  4. I hope someone has good advice on training for a 5k. I feel like running groups are geared towards training for longer distances - but you run with some really talented people so hopefully someone in the power milers group can point you in the right direction. The 5k is actually my least favorite distance. I just suck at running fast! 10k or 1/2 marathon is probably my best distance!

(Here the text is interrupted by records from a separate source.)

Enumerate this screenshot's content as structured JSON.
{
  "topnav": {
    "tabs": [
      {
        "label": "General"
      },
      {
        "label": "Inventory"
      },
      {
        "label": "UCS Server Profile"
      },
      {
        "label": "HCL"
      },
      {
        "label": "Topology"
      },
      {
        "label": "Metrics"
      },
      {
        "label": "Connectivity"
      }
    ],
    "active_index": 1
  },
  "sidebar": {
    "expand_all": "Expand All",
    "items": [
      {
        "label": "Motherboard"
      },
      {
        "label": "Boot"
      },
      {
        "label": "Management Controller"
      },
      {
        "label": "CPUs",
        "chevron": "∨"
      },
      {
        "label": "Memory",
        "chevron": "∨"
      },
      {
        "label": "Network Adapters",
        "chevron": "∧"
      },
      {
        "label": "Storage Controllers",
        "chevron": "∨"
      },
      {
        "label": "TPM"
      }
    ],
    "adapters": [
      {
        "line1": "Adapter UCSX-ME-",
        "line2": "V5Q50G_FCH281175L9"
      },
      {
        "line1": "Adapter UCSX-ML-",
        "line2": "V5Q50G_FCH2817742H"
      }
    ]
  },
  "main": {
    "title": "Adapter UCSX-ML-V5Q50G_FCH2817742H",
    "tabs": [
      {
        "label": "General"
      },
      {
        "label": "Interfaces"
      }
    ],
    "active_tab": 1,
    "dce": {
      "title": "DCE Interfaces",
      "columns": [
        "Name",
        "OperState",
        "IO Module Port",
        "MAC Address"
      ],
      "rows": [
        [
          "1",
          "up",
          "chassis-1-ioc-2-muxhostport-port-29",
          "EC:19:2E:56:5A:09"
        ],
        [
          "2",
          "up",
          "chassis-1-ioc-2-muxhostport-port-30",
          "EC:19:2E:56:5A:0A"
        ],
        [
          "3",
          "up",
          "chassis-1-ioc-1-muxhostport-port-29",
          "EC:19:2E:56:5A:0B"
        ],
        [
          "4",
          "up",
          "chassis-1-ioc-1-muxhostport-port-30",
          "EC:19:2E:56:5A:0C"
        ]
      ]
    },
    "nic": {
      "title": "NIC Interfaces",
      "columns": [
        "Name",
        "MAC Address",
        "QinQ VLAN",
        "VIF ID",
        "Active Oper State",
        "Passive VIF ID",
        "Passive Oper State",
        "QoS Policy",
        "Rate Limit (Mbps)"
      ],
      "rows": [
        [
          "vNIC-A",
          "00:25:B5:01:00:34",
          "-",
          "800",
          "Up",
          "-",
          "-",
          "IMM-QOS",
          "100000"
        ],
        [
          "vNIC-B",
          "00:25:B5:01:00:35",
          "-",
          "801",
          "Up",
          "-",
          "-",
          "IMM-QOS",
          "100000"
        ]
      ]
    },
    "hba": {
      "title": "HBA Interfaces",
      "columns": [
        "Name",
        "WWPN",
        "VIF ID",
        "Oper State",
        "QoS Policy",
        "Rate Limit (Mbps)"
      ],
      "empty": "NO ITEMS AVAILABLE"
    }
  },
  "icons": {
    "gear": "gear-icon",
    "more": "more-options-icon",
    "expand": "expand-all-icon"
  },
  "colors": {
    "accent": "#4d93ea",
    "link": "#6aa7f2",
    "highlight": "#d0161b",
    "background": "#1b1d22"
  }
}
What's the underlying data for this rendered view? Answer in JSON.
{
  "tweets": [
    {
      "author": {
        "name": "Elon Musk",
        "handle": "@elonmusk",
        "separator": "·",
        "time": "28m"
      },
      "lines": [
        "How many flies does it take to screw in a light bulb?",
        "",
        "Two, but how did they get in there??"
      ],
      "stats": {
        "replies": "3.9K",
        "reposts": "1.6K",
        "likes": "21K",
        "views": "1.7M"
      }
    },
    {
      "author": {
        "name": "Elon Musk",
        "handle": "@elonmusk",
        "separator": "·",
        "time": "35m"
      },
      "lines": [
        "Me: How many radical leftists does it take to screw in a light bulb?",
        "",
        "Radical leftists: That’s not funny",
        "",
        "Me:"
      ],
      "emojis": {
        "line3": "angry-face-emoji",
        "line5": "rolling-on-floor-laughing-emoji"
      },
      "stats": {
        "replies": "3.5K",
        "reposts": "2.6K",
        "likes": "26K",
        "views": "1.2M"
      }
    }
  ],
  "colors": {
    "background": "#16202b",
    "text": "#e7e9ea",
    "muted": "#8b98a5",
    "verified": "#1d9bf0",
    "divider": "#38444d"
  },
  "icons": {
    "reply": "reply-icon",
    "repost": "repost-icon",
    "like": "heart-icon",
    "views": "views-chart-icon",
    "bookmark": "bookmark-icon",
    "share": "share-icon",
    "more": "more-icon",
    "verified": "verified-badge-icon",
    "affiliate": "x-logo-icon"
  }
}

  5. FWIW, when my goal races this past fall were 5Ks, my speed workouts involved a LOT of 200m /200m jog intervals (though, apparently, you aren't supposed to all-out sprint them) with later workouts being two sets of 200m with 2-3 miles of marathon/AT pace in between, and a lot of mile repeats, and sometimes a bunch of 5:00 @ 5K pace intervals. The tempo/threshold days were pretty much exactly what you would do for any other distance (threshold/HM pace miles starting with 2 mile intervals & working up to ~6ish miles straight). Although I rarely actually hit the mileage this time around due to injuries, travel, etc., that plan was theoretically in the 40-60 miles/week range.

  6. I'm excited to see you training for the 5K distance! When I was doing this kind of training, my coach had me doing sprint intervals. So think 200's and 400's with more recovery time than you'd get in marathon training but sprinting them close to all out. Alternating running 100 meters hard/easy is another good one.